“We’ve been subjected to prior authorization for years, but it has become increasingly more burdensome,” says Dr. Phillips.
Early in the COVID-19 pandemic, some insurers suspended prior authorization requirements. But now it’s back to business as usual, and with increasing access to nonemergent medical care, insurers are raising new obstacles to try to limit their financial exposure.
“In the field of rheumatology, it’s possibly even more burdensome than for other medical specialties,” says Dr. Phillips. “Not surprisingly, all of our newer, more expensive drugs need prior authorization. But in our office, we’ve seen that even generic NSAIDs [non-steroidal anti-inflammatory drugs], methotrexate or prednisone might require a prior authorization.”
Dr. Phillips’ practice, like many others, employs the equivalent of a full-time staff person dedicated just to working through prior authorization and similar reviews for prescribed drugs. Most often, these drugs eventually get approved, but that can take weeks or, occasionally, months. “Three months later,” he says, “we see the patient again, assuming they’ve been taking the medication we ordered all that time, and find out they weren’t getting it.”
Impact on Practices
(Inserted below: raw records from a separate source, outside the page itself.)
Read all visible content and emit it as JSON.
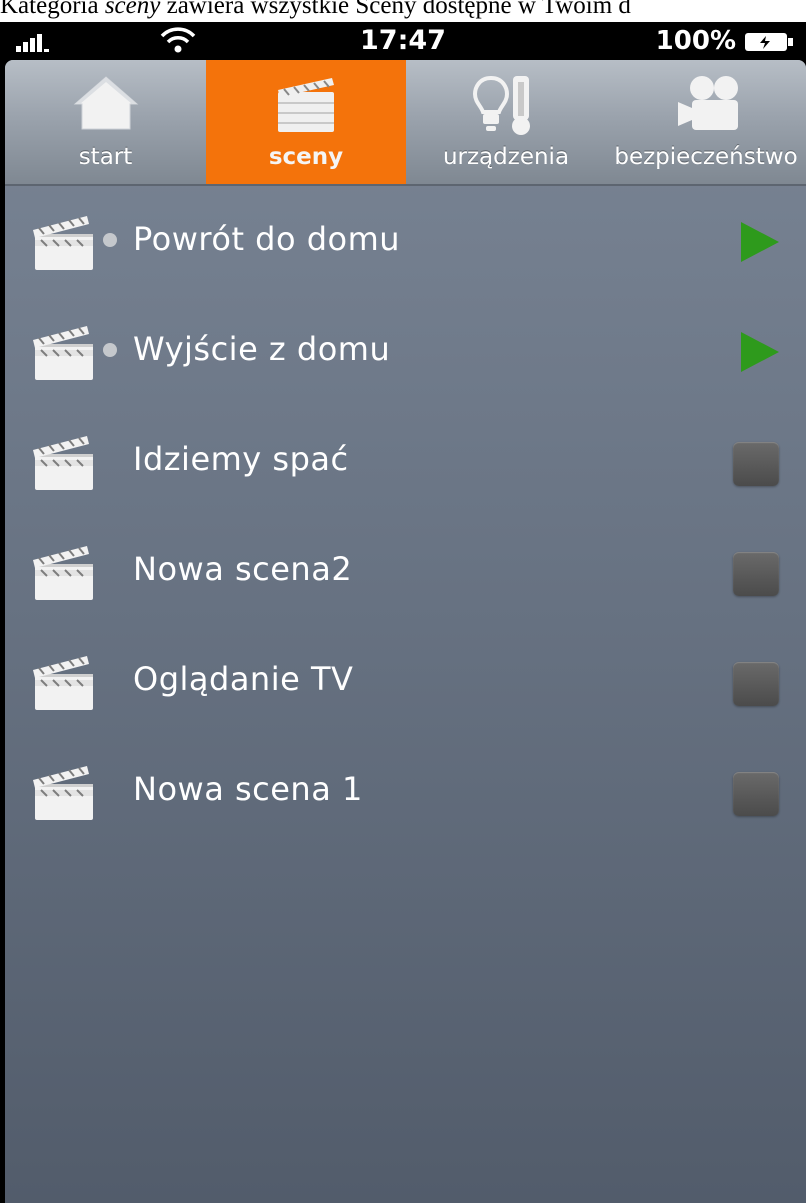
{
  "caption": {
    "part1": "Kategoria ",
    "italic": "sceny",
    "part2": " zawiera wszystkie Sceny dostępne w Twoim d"
  },
  "status_bar": {
    "time": "17:47",
    "battery": "100%",
    "icons": [
      "signal-icon",
      "wifi-icon",
      "battery-icon"
    ]
  },
  "tabs": [
    {
      "label": "start",
      "icon": "house-icon",
      "active": false
    },
    {
      "label": "sceny",
      "icon": "clapperboard-icon",
      "active": true
    },
    {
      "label": "urządzenia",
      "icon": "bulb-thermometer-icon",
      "active": false
    },
    {
      "label": "bezpieczeństwo",
      "icon": "camera-icon",
      "active": false
    }
  ],
  "scenes": [
    {
      "label": "Powrót do domu",
      "active_dot": true,
      "action": "play"
    },
    {
      "label": "Wyjście z domu",
      "active_dot": true,
      "action": "play"
    },
    {
      "label": "Idziemy spać",
      "active_dot": false,
      "action": "stop"
    },
    {
      "label": "Nowa scena2",
      "active_dot": false,
      "action": "stop"
    },
    {
      "label": "Oglądanie TV",
      "active_dot": false,
      "action": "stop"
    },
    {
      "label": "Nowa scena 1",
      "active_dot": false,
      "action": "stop"
    }
  ],
  "colors": {
    "accent": "#f4730b",
    "play": "#2e9a1c",
    "background": "#6a7585"
  }
}
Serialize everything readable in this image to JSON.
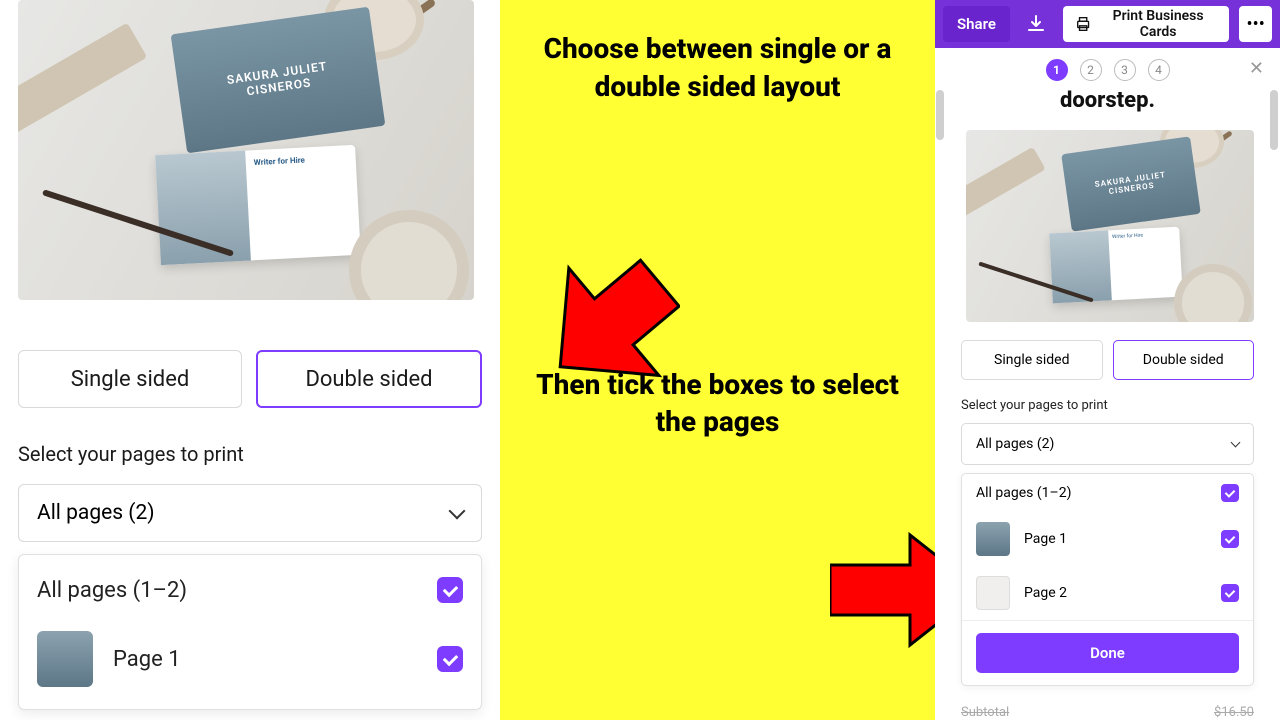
{
  "topbar": {
    "share": "Share",
    "print_btn": "Print Business Cards"
  },
  "steps": {
    "s1": "1",
    "s2": "2",
    "s3": "3",
    "s4": "4"
  },
  "doorstep": "doorstep.",
  "card_name": "SAKURA JULIET",
  "card_surname": "CISNEROS",
  "card_role": "Writer for Hire",
  "left": {
    "single": "Single sided",
    "double": "Double sided",
    "select_label": "Select your pages to print",
    "dropdown": "All pages (2)",
    "all_pages": "All pages (1–2)",
    "page1": "Page 1"
  },
  "right": {
    "single": "Single sided",
    "double": "Double sided",
    "select_label": "Select your pages to print",
    "dropdown": "All pages (2)",
    "all_pages": "All pages (1–2)",
    "page1": "Page 1",
    "page2": "Page 2",
    "done": "Done",
    "subtotal_label": "Subtotal",
    "subtotal_value": "$16.50"
  },
  "instructions": {
    "line1": "Choose between single or a double sided layout",
    "line2": "Then tick the boxes to select the pages"
  }
}
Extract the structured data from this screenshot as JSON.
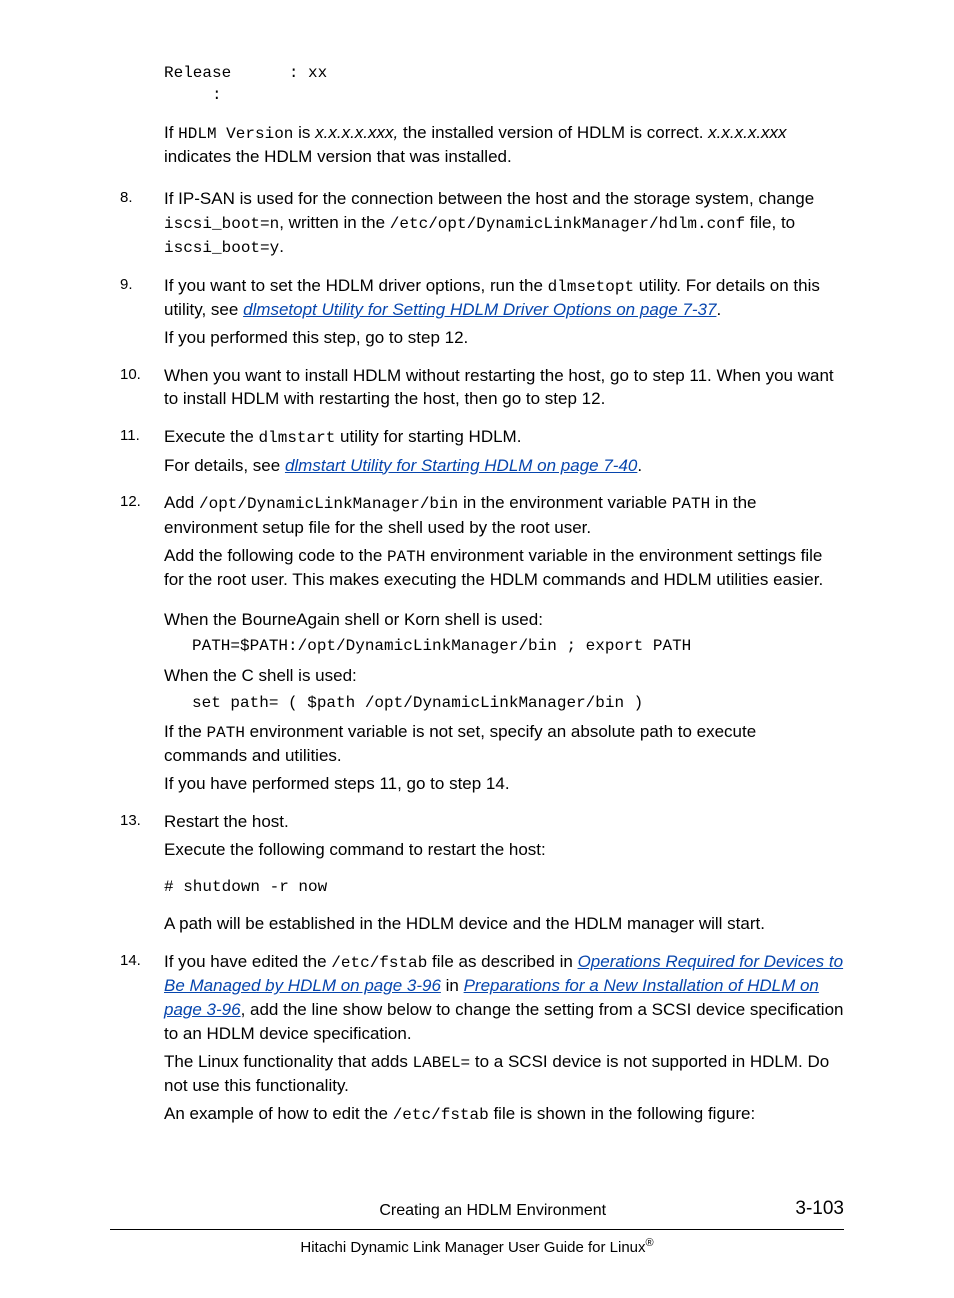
{
  "preamble": {
    "codeLine": "Release      : xx\n     :",
    "p1a": "If ",
    "p1code": "HDLM Version",
    "p1b": " is ",
    "p1i": "x.x.x.x.xxx,",
    "p1c": " the installed version of HDLM is correct. ",
    "p1i2": "x.x.x.x.xxx",
    "p1d": " indicates the HDLM version that was installed."
  },
  "items": {
    "n8": "8.",
    "i8a": "If IP-SAN is used for the connection between the host and the storage system, change ",
    "i8code1": "iscsi_boot=n",
    "i8b": ", written in the ",
    "i8code2": "/etc/opt/DynamicLinkManager/hdlm.conf",
    "i8c": " file, to ",
    "i8code3": "iscsi_boot=y",
    "i8d": ".",
    "n9": "9.",
    "i9a": "If you want to set the HDLM driver options, run the ",
    "i9code1": "dlmsetopt",
    "i9b": " utility. For details on this utility, see ",
    "i9link": "dlmsetopt Utility for Setting HDLM Driver Options on page 7-37",
    "i9c": ".",
    "i9p2": "If you performed this step, go to step 12.",
    "n10": "10.",
    "i10": "When you want to install HDLM without restarting the host, go to step 11. When you want to install HDLM with restarting the host, then go to step 12.",
    "n11": "11.",
    "i11a": "Execute the ",
    "i11code": "dlmstart",
    "i11b": " utility for starting HDLM.",
    "i11c": "For details, see ",
    "i11link": "dlmstart Utility for Starting HDLM on page 7-40",
    "i11d": ".",
    "n12": "12.",
    "i12a": "Add ",
    "i12code1": "/opt/DynamicLinkManager/bin",
    "i12b": " in the environment variable ",
    "i12code2": "PATH",
    "i12c": " in the environment setup file for the shell used by the root user.",
    "i12p2a": "Add the following code to the ",
    "i12p2code": "PATH",
    "i12p2b": " environment variable in the environment settings file for the root user. This makes executing the HDLM commands and HDLM utilities easier.",
    "i12p3": "When the BourneAgain shell or Korn shell is used:",
    "i12code3": "PATH=$PATH:/opt/DynamicLinkManager/bin ; export PATH",
    "i12p4": "When the C shell is used:",
    "i12code4": "set path= ( $path /opt/DynamicLinkManager/bin )",
    "i12p5a": "If the ",
    "i12p5code": "PATH",
    "i12p5b": " environment variable is not set, specify an absolute path to execute commands and utilities.",
    "i12p6": "If you have performed steps 11, go to step 14.",
    "n13": "13.",
    "i13a": "Restart the host.",
    "i13b": "Execute the following command to restart the host:",
    "i13code": "# shutdown -r now",
    "i13c": "A path will be established in the HDLM device and the HDLM manager will start.",
    "n14": "14.",
    "i14a": "If you have edited the ",
    "i14code1": "/etc/fstab",
    "i14b": " file as described in ",
    "i14link1": "Operations Required for Devices to Be Managed by HDLM on page 3-96",
    "i14c": " in ",
    "i14link2": "Preparations for a New Installation of HDLM on page 3-96",
    "i14d": ", add the line show below to change the setting from a SCSI device specification to an HDLM device specification.",
    "i14p2a": "The Linux functionality that adds ",
    "i14p2code": "LABEL=",
    "i14p2b": " to a SCSI device is not supported in HDLM. Do not use this functionality.",
    "i14p3a": "An example of how to edit the ",
    "i14p3code": "/etc/fstab",
    "i14p3b": " file is shown in the following figure:"
  },
  "footer": {
    "section": "Creating an HDLM Environment",
    "page": "3-103",
    "doc": "Hitachi Dynamic Link Manager User Guide for Linux"
  }
}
In a 2018 AMA survey of 1,000 physicians, three-quarters of respondents reported that prior authorization hassles can lead to patients abandoning treatments and 91% said it has delayed their patients’ access to care.1 They also reported their prior authorization burden had increased over the previous five years.